Muslim activist, Shiplu Miah has put together 16 pieces of advice to British Imams.
Imams in the UK have been criticised for being “out of touch” with the youth and the Muslim community in general. Community leaders, politicians and the media have constantly questioned the ability of Imams to address societal problems, “extremism” and so forth.
Whilst this assumption is a gross overstatement and exaggeration, there is a significant minority of Imams who do fall into this category. To those Imams, I have humbly put together 16 pieces of advice for you to contemplate on insh’Allah.
1. You are an Imam of a local mosque, not the Caliph of an Islamic state.
2. Take criticism like a man, don’t be a girl about it.

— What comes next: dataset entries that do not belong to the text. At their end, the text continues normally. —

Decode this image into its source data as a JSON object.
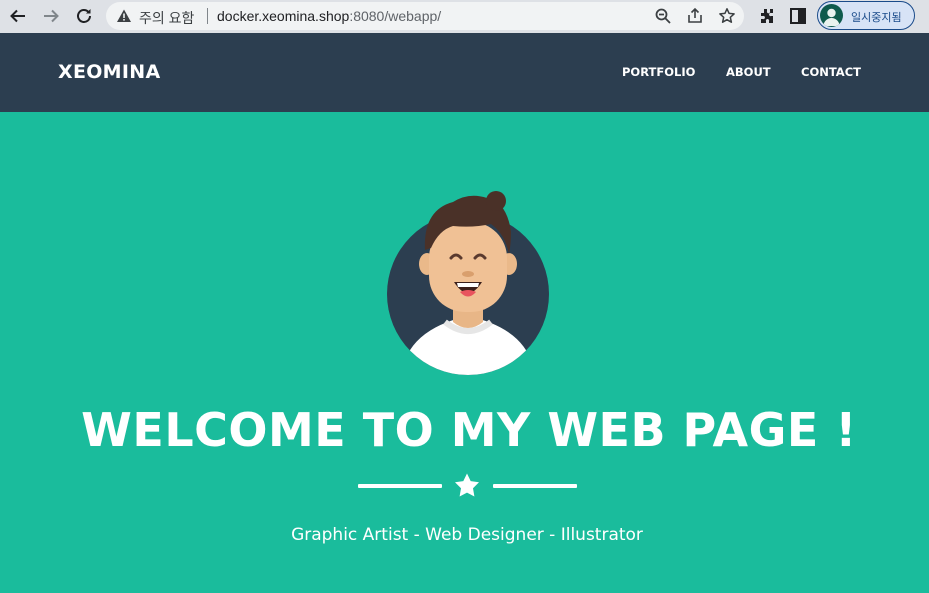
{
  "browser": {
    "security_label": "주의 요함",
    "url_host": "docker.xeomina.shop",
    "url_rest": ":8080/webapp/",
    "profile_label": "일시중지됨",
    "icons": [
      "back-icon",
      "forward-icon",
      "reload-icon",
      "warning-icon",
      "zoom-icon",
      "share-icon",
      "star-icon",
      "extensions-icon",
      "side-panel-icon",
      "profile-icon"
    ]
  },
  "site": {
    "brand": "XEOMINA",
    "nav": {
      "portfolio": "PORTFOLIO",
      "about": "ABOUT",
      "contact": "CONTACT"
    }
  },
  "hero": {
    "title": "WELCOME TO MY WEB PAGE !",
    "subtitle": "Graphic Artist - Web Designer - Illustrator",
    "divider_icon": "star-icon"
  },
  "colors": {
    "navbar": "#2c3e50",
    "hero_bg": "#1abc9c",
    "text": "#ffffff"
  }
}
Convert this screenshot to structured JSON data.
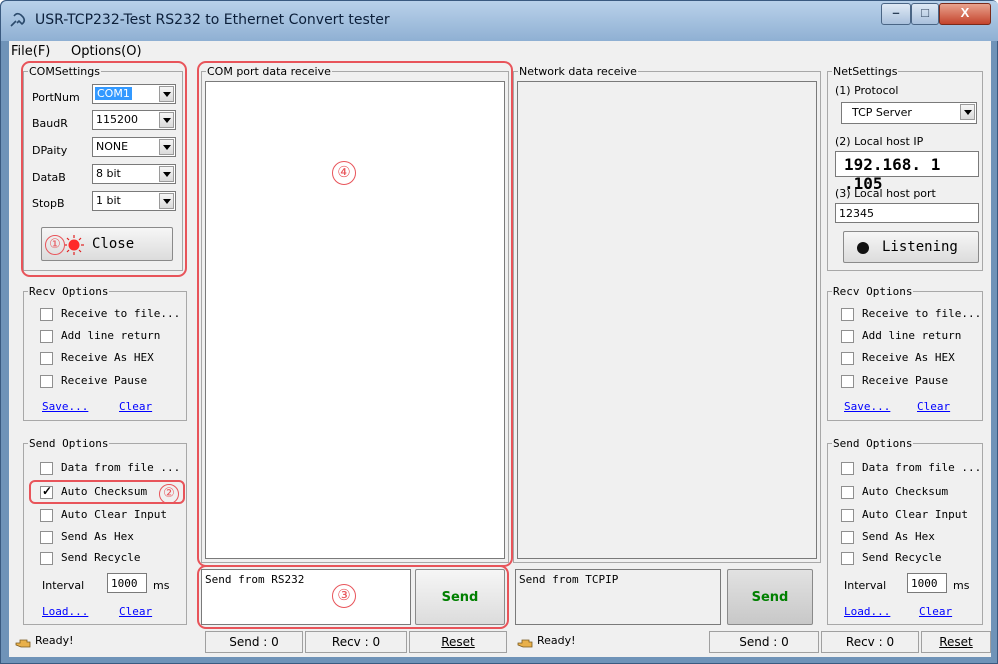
{
  "window": {
    "title": "USR-TCP232-Test  RS232 to Ethernet Convert tester",
    "minimize": "–",
    "maximize": "□",
    "close": "X"
  },
  "menu": {
    "file": "File(F)",
    "options": "Options(O)"
  },
  "com_settings": {
    "legend": "COMSettings",
    "port_label": "PortNum",
    "port_value": "COM1",
    "baud_label": "BaudR",
    "baud_value": "115200",
    "parity_label": "DPaity",
    "parity_value": "NONE",
    "databits_label": "DataB",
    "databits_value": "8 bit",
    "stopbits_label": "StopB",
    "stopbits_value": "1 bit",
    "close_label": "Close"
  },
  "left_recv_options": {
    "legend": "Recv Options",
    "items": [
      "Receive to file...",
      "Add line return",
      "Receive As HEX",
      "Receive Pause"
    ],
    "save": "Save...",
    "clear": "Clear"
  },
  "left_send_options": {
    "legend": "Send Options",
    "items": [
      "Data from file ...",
      "Auto Checksum",
      "Auto Clear Input",
      "Send As Hex",
      "Send Recycle"
    ],
    "checked": [
      false,
      true,
      false,
      false,
      false
    ],
    "interval_label": "Interval",
    "interval_value": "1000",
    "interval_unit": "ms",
    "load": "Load...",
    "clear": "Clear"
  },
  "com_receive": {
    "legend": "COM port data receive"
  },
  "net_receive": {
    "legend": "Network data receive"
  },
  "com_send": {
    "text": "Send from RS232",
    "button": "Send"
  },
  "net_send": {
    "text": "Send from TCPIP",
    "button": "Send"
  },
  "net_settings": {
    "legend": "NetSettings",
    "protocol_label": "(1) Protocol",
    "protocol_value": "TCP Server",
    "ip_label": "(2) Local host IP",
    "ip_value": "192.168. 1 .105",
    "port_label": "(3) Local host port",
    "port_value": "12345",
    "listen_label": "Listening"
  },
  "right_recv_options": {
    "legend": "Recv Options",
    "items": [
      "Receive to file...",
      "Add line return",
      "Receive As HEX",
      "Receive Pause"
    ],
    "save": "Save...",
    "clear": "Clear"
  },
  "right_send_options": {
    "legend": "Send Options",
    "items": [
      "Data from file ...",
      "Auto Checksum",
      "Auto Clear Input",
      "Send As Hex",
      "Send Recycle"
    ],
    "interval_label": "Interval",
    "interval_value": "1000",
    "interval_unit": "ms",
    "load": "Load...",
    "clear": "Clear"
  },
  "status_left": {
    "ready": "Ready!",
    "send": "Send : 0",
    "recv": "Recv : 0",
    "reset": "Reset"
  },
  "status_right": {
    "ready": "Ready!",
    "send": "Send : 0",
    "recv": "Recv : 0",
    "reset": "Reset"
  },
  "annotations": {
    "one": "①",
    "two": "②",
    "three": "③",
    "four": "④"
  },
  "icons": {
    "app": "connector-icon",
    "led_red": "red-led-icon",
    "led_black": "black-led-icon",
    "status": "hand-pointer-icon"
  }
}
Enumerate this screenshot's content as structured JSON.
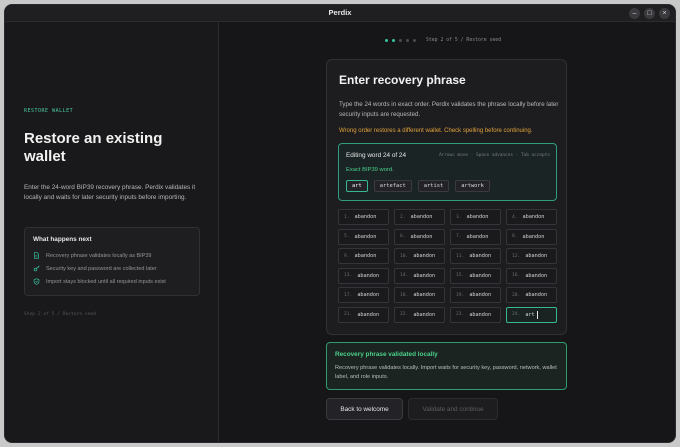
{
  "window": {
    "title": "Perdix"
  },
  "controls": {
    "minimize": "–",
    "maximize": "□",
    "close": "×"
  },
  "left": {
    "eyebrow": "RESTORE WALLET",
    "title": "Restore an existing wallet",
    "lead": "Enter the 24-word BIP39 recovery phrase. Perdix validates it locally and waits for later security inputs before importing.",
    "info": {
      "title": "What happens next",
      "items": [
        {
          "icon": "document-icon",
          "text": "Recovery phrase validates locally as BIP39"
        },
        {
          "icon": "key-icon",
          "text": "Security key and password are collected later"
        },
        {
          "icon": "shield-check-icon",
          "text": "Import stays blocked until all required inputs exist"
        }
      ]
    },
    "footer": "Step 2 of 5 / Restore seed"
  },
  "stepper": {
    "text": "Step 2 of 5 / Restore seed",
    "total": 5,
    "current": 2
  },
  "card": {
    "title": "Enter recovery phrase",
    "description": "Type the 24 words in exact order. Perdix validates the phrase locally before later security inputs are requested.",
    "warning": "Wrong order restores a different wallet. Check spelling before continuing.",
    "editor": {
      "title": "Editing word 24 of 24",
      "hint": "Arrows move · Space advances · Tab accepts",
      "match": "Exact BIP39 word.",
      "suggestions": [
        "art",
        "artefact",
        "artist",
        "artwork"
      ]
    },
    "words": [
      {
        "n": "1.",
        "w": "abandon"
      },
      {
        "n": "2.",
        "w": "abandon"
      },
      {
        "n": "3.",
        "w": "abandon"
      },
      {
        "n": "4.",
        "w": "abandon"
      },
      {
        "n": "5.",
        "w": "abandon"
      },
      {
        "n": "6.",
        "w": "abandon"
      },
      {
        "n": "7.",
        "w": "abandon"
      },
      {
        "n": "8.",
        "w": "abandon"
      },
      {
        "n": "9.",
        "w": "abandon"
      },
      {
        "n": "10.",
        "w": "abandon"
      },
      {
        "n": "11.",
        "w": "abandon"
      },
      {
        "n": "12.",
        "w": "abandon"
      },
      {
        "n": "13.",
        "w": "abandon"
      },
      {
        "n": "14.",
        "w": "abandon"
      },
      {
        "n": "15.",
        "w": "abandon"
      },
      {
        "n": "16.",
        "w": "abandon"
      },
      {
        "n": "17.",
        "w": "abandon"
      },
      {
        "n": "18.",
        "w": "abandon"
      },
      {
        "n": "19.",
        "w": "abandon"
      },
      {
        "n": "20.",
        "w": "abandon"
      },
      {
        "n": "21.",
        "w": "abandon"
      },
      {
        "n": "22.",
        "w": "abandon"
      },
      {
        "n": "23.",
        "w": "abandon"
      },
      {
        "n": "24.",
        "w": "art"
      }
    ]
  },
  "success": {
    "title": "Recovery phrase validated locally",
    "text": "Recovery phrase validates locally. Import waits for security key, password, network, wallet label, and role inputs."
  },
  "buttons": {
    "back": "Back to welcome",
    "next": "Validate and continue"
  },
  "colors": {
    "accent": "#38c2a0",
    "warning": "#e0a23a",
    "success": "#4ad08b"
  }
}
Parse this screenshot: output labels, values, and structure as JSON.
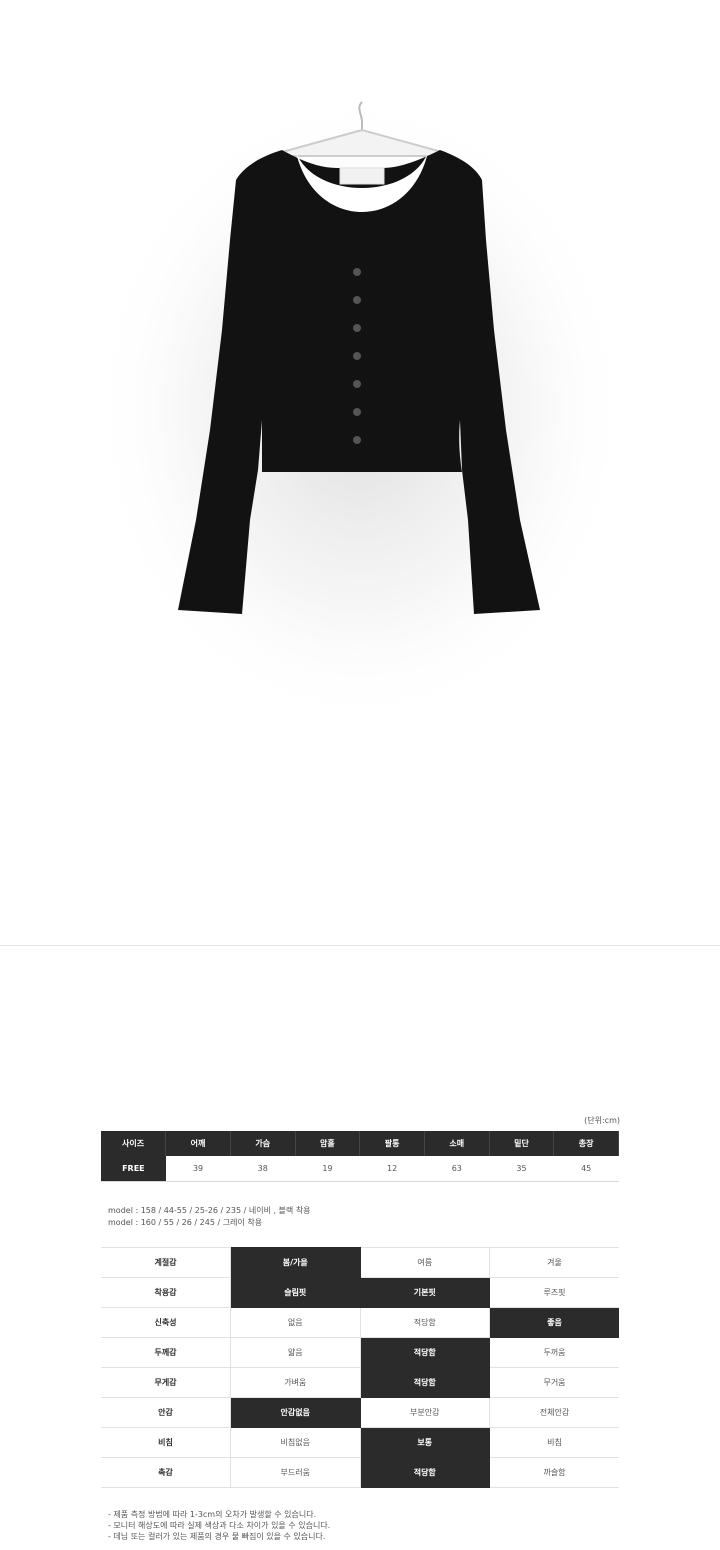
{
  "unit_label": "(단위:cm)",
  "size_table": {
    "headers": [
      "사이즈",
      "어깨",
      "가슴",
      "암홀",
      "팔통",
      "소매",
      "밑단",
      "총장"
    ],
    "rows": [
      [
        "FREE",
        "39",
        "38",
        "19",
        "12",
        "63",
        "35",
        "45"
      ]
    ]
  },
  "model_info": [
    "model : 158 / 44-55 / 25-26 / 235 / 네이비 , 블랙 착용",
    "model : 160 / 55 / 26 / 245 / 그레이 착용"
  ],
  "attributes": [
    {
      "label": "계절감",
      "options": [
        "봄/가을",
        "여름",
        "겨울"
      ],
      "selected": [
        0
      ]
    },
    {
      "label": "착용감",
      "options": [
        "슬림핏",
        "기본핏",
        "루즈핏"
      ],
      "selected": [
        0,
        1
      ]
    },
    {
      "label": "신축성",
      "options": [
        "없음",
        "적당함",
        "좋음"
      ],
      "selected": [
        2
      ]
    },
    {
      "label": "두께감",
      "options": [
        "얇음",
        "적당함",
        "두꺼움"
      ],
      "selected": [
        1
      ]
    },
    {
      "label": "무게감",
      "options": [
        "가벼움",
        "적당함",
        "무거움"
      ],
      "selected": [
        1
      ]
    },
    {
      "label": "안감",
      "options": [
        "안감없음",
        "부분안감",
        "전체안감"
      ],
      "selected": [
        0
      ]
    },
    {
      "label": "비침",
      "options": [
        "비침없음",
        "보통",
        "비침"
      ],
      "selected": [
        1
      ]
    },
    {
      "label": "촉감",
      "options": [
        "부드러움",
        "적당함",
        "까슬함"
      ],
      "selected": [
        1
      ]
    }
  ],
  "notes": [
    "- 제품 측정 방법에 따라 1-3cm의 오차가 발생할 수 있습니다.",
    "- 모니터 해상도에 따라 실제 색상과 다소 차이가 있을 수 있습니다.",
    "- 데님 또는 컬러가 있는 제품의 경우 물 빠짐이 있을 수 있습니다."
  ],
  "colors": {
    "dark_cell": "#2b2b2b",
    "garment": "#111111",
    "border": "#e2e2e2"
  }
}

3. Have some adab (manners) by not berating others who lack adab.
4. Know your limits. You are not Imam Abu Hanifa (rh) or Sheikh Ibn Taymiyya (rh).
5. If you think you are above reproach and criticism, you clearly do not deserve to be an Imam.
6. If you are going to express an Islamic opinion that is different to other Islamic opinions, have the humility and decency to at least let your followers know that there are other legitimate opinions out there.
7. Don’t go to the media and speak on behalf of the community without their prior consent.
8. Once in a while get off the pulpit and sit amongst the congregation to learn from others.
9. Encourage people to hold their Imams to account just as you encourage them to hold political leaders to account.
10. Seek advice from those below you – Prophet Muhammad (saw) himself sought advice from his followers.
11. If you get offended when people call you “bro” or when they simply call you by your name without using the title “Imam” or “Sheikh”, then you have an ego problem.
12. You are in need of naseeha (reminders/advice) just like those who come to you for naseeha.
13. Do not engage in self-promotion; it’s not as stealth as you might think and it certainly causes people to lose respect for you.
14. Be an Imam of the people; stay down-to-earth and keep their interests foremost in your heart and mind.
15. As an Imam, every lay person has a right to question your views, stances and actions; it’s your job to remain humble and answer all their questions.
16. Grow a thick skin.
This advice was intentionally written humourously but touches upon reality. The author is not proposing that all Imams should implement the above, rather it is his personal musing reflecting on other’s sentiments, with the hope that Imams would adopt it.